### Exercise details:
Scan the data for "What" and copy each matching line.
** Opening Data shown block **
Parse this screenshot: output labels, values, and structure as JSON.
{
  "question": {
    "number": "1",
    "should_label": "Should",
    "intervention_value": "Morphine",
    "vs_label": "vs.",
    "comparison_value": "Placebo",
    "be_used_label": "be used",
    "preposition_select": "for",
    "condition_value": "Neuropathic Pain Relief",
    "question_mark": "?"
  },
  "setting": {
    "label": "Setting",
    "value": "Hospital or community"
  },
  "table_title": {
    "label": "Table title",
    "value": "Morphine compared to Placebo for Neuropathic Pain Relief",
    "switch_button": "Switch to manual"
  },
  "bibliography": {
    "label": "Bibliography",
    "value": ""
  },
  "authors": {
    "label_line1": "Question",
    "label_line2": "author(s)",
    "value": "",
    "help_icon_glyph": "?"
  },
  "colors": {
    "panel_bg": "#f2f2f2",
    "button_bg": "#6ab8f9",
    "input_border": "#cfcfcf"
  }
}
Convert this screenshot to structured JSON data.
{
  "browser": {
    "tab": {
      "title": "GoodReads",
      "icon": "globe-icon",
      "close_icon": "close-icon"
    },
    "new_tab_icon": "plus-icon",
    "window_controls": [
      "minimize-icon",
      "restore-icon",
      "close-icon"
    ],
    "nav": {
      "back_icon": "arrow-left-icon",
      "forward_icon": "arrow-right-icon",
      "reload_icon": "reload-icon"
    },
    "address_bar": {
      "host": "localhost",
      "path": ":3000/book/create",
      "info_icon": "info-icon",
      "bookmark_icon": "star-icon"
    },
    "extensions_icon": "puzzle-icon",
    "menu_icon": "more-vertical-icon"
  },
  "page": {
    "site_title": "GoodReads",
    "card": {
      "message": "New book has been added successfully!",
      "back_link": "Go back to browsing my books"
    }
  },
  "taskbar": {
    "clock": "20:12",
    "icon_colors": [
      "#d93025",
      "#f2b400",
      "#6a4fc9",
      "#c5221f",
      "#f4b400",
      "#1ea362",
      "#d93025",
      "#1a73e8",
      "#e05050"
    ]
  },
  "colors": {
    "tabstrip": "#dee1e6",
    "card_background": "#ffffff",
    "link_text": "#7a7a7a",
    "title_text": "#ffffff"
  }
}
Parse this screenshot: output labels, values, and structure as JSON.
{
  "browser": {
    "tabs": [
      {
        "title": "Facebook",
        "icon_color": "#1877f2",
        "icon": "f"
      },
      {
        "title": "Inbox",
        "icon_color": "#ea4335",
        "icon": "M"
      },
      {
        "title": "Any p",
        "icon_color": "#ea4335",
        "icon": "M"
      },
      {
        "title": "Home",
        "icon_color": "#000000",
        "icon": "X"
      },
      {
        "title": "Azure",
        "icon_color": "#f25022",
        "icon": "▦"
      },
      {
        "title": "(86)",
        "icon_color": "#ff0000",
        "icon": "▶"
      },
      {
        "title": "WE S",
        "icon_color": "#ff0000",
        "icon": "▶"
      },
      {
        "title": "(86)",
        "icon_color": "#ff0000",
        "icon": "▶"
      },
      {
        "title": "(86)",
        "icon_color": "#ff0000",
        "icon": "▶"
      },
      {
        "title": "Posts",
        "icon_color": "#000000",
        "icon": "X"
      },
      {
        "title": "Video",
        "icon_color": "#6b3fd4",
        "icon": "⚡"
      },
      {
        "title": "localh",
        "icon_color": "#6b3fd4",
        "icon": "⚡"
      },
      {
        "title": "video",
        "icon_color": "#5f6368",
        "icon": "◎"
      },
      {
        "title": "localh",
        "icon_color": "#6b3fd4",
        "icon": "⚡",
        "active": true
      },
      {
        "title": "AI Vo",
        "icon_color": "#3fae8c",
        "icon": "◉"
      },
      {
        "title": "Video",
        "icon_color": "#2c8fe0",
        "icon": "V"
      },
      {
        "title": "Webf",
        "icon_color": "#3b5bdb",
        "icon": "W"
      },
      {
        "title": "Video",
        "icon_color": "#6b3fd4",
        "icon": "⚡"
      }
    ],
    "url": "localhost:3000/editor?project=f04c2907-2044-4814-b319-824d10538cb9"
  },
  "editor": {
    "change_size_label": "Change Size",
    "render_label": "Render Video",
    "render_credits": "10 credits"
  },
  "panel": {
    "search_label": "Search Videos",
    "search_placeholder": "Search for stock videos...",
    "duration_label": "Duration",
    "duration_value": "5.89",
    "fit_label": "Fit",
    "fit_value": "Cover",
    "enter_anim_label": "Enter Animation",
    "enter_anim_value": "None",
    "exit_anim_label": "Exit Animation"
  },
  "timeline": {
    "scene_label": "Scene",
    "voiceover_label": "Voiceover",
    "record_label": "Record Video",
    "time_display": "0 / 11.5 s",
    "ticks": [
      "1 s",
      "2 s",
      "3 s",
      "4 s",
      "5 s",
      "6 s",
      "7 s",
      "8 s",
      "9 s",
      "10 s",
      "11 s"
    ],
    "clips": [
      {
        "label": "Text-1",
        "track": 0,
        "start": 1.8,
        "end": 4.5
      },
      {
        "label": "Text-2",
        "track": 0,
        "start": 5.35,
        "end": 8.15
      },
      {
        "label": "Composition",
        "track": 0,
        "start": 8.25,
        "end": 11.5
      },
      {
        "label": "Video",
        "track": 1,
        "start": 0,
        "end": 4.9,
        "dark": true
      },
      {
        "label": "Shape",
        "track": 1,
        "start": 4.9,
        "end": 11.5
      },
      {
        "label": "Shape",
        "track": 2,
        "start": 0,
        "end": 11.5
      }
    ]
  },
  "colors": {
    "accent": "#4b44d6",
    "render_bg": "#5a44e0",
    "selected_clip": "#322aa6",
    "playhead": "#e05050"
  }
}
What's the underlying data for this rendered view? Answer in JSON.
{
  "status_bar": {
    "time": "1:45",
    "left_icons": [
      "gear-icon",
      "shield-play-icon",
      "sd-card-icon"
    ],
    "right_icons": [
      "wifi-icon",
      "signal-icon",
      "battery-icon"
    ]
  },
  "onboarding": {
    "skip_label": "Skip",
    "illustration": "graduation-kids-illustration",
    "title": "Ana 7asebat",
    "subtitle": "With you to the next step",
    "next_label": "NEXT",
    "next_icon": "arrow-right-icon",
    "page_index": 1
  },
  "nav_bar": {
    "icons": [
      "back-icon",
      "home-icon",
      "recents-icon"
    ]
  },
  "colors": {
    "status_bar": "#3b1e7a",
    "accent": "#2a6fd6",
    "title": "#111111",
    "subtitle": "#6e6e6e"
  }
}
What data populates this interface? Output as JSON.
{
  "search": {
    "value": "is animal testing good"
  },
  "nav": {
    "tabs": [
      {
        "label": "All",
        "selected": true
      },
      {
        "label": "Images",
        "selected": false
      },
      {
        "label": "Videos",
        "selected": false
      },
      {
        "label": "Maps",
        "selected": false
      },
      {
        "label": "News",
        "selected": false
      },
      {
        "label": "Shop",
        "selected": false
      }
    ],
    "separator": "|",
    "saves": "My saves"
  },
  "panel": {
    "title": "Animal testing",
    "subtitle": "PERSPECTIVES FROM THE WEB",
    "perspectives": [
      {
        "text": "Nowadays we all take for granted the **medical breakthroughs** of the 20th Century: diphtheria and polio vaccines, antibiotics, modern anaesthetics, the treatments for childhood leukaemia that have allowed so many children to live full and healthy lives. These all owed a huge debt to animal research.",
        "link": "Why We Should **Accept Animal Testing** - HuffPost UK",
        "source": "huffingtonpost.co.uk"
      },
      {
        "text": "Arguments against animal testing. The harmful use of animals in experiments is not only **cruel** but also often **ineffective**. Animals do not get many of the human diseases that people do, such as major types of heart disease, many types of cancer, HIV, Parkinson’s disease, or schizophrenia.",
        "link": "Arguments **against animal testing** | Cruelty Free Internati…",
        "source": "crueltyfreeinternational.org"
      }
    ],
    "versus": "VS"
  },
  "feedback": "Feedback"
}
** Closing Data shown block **
### Solution to this exercise:
What's the underlying data for this rendered view? Answer in JSON.
What data populates this interface? Output as JSON.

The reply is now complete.